Susan Olasky is also the author of eight historical novels for children and is an assistant professor at Patrick Henry College, where she and Marvin Olasky supervise WORLD interns and interview newsmakers in front of students. On September 22, 2006, an $800 Jeopardy clue - "Susan Olasky has written a kids' series about the adventures of Annie, daughter of this fiery Virginia orator" - was a triple stumper.

Who can apply?


Anyone from age 27 to age 72 with a record of accomplishment and a desire to write for a World News Group publication or broadcast. We are particularly looking for correspondents who can write about the specialty areas they know well through their professional experience. 

Required Reading


WORLD Policyguide and other readings, emailed to those accepted to the class

Strunk and White: The Elements of Style

Prodigal Press (25th anniversary edition), by Marvin Olasky and Warren Smith. Available at and elsewhere.

Required Items


Wifi-enabled laptop. We'll all be looking at student writing on Google Docs, so every student should have a free gmail account and know how Google Docs works.

Dress Code: Casual



Applied theology

1. Biblical objectivity

2. The rapids method of applying Scripture to current cultural and public policy issues

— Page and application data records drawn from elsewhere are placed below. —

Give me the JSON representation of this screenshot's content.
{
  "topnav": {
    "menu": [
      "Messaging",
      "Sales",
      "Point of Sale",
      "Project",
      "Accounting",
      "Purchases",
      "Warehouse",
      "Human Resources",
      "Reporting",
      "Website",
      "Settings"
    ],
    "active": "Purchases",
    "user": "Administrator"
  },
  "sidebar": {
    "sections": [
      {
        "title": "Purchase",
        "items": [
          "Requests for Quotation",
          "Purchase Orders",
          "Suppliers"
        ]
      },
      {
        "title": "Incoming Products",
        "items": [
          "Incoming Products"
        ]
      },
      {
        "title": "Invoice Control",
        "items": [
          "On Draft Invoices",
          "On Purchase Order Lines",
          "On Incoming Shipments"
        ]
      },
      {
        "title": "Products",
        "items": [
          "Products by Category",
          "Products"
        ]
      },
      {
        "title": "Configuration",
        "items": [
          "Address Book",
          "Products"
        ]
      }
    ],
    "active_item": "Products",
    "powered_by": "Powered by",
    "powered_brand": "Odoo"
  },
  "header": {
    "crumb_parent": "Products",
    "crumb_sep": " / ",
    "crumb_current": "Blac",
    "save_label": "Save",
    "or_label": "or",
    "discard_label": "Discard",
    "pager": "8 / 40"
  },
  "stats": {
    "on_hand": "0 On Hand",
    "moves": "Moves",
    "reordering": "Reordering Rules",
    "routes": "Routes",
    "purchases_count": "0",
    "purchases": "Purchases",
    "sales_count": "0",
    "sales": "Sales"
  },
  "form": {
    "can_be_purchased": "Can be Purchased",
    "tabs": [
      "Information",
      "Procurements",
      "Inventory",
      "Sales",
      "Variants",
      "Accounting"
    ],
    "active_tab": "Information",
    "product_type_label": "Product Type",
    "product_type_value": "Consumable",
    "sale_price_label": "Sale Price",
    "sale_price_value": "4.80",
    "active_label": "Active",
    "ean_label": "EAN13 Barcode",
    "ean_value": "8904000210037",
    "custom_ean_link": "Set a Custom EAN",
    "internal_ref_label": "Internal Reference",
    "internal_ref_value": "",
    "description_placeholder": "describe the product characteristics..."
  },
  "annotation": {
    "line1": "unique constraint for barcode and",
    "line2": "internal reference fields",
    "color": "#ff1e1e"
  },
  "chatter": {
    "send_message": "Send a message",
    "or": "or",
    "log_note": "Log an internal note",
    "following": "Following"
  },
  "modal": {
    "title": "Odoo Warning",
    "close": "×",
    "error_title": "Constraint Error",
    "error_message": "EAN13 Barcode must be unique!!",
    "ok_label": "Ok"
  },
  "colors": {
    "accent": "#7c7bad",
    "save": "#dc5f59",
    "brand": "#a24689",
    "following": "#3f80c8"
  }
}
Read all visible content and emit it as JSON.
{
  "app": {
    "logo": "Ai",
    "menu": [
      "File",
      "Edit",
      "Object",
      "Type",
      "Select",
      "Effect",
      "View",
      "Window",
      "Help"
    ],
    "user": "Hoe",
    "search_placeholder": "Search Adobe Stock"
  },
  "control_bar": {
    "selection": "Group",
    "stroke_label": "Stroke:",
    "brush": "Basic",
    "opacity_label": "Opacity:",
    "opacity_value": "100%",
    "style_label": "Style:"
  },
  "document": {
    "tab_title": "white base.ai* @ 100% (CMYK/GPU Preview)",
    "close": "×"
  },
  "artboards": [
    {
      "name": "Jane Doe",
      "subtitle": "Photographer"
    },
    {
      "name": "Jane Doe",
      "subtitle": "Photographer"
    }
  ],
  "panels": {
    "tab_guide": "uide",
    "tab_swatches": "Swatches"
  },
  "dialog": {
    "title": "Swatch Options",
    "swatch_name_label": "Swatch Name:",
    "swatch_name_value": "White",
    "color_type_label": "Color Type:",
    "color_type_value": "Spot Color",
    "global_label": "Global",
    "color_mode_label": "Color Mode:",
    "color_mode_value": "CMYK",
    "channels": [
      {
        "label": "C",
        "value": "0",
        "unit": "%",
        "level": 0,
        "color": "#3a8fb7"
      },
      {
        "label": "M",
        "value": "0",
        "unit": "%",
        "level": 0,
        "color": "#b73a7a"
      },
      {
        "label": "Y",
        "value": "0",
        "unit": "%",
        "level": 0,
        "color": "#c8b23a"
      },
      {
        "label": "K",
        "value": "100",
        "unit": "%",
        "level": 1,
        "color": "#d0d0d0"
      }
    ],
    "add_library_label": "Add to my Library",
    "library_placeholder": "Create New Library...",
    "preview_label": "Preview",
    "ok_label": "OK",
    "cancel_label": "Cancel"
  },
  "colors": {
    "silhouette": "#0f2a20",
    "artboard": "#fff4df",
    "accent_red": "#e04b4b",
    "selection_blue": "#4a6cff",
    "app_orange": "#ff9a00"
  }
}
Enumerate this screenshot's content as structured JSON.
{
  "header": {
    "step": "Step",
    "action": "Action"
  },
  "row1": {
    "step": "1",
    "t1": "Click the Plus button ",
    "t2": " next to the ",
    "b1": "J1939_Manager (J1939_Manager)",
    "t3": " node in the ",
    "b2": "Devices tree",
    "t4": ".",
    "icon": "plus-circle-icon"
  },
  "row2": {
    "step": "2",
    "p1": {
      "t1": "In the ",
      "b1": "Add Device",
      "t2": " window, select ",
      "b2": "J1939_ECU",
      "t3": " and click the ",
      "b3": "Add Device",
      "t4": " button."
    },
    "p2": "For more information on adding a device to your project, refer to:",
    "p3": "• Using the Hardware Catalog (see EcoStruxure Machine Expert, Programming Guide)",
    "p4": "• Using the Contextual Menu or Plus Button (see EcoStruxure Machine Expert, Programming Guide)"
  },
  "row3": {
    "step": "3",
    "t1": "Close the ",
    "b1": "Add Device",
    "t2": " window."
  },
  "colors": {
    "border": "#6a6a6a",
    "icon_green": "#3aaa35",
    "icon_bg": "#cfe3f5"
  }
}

3. Journalistic humility

4. Redemptive but not public relations conclusions


1. Writing with active verbs, concrete nouns, and active rather than passive voice.

2. Structural and line-by-line self-editing and editing.

3. Story telling with protagonists, missions, antagonisms

4. Up and down the ladder of abstraction: streets, not suites




Pre-Class Writing



Free tuition, but you should take into account the cost of travel to Austin, food, lodging, and perhaps car rental. The Olasky house is located five miles northwest of the University of Texas campus, but there is no convenient public transportation. Applicants admitted to the course will receive an email about housing options: Olasky house (three bedrooms available, with costs ranging from $50 to $110 per night), a house across the street (three bedrooms available at $150 per night), and hotels (many about five miles away, with prices ranging from $70 to $200).   


Class Component - Calendar


















8:30   BREAKFAST EACH DAY        
9:00   pair interviews intro to obits and worldviews

edit obits

worldviews and news stories

editing stories,  reviews





writing editing writing writing meetings
11:00   pair edit writing editing editing editing  
12:00   lunch  lunch lunch  lunch  lunch   
1:00   story elements: PAMO, haiku feature story reporting in Austin writing rewriting news stories features editing stories, reviews  
2:00   group editing reporting writing editing editing  
3:00   ladder of abstracion editing Austin editing broken windows writing World News Group needs  
4:00   WORLD Style discussion intro to AP discussion beats  
5:00   free time, dinner on your own free time, dinner on your own free time, dinner on your own free time, dinner on your own free time, dinner on your own  
7:00   movie to review write first draft of features reading and writing  reading and writing

book reviews due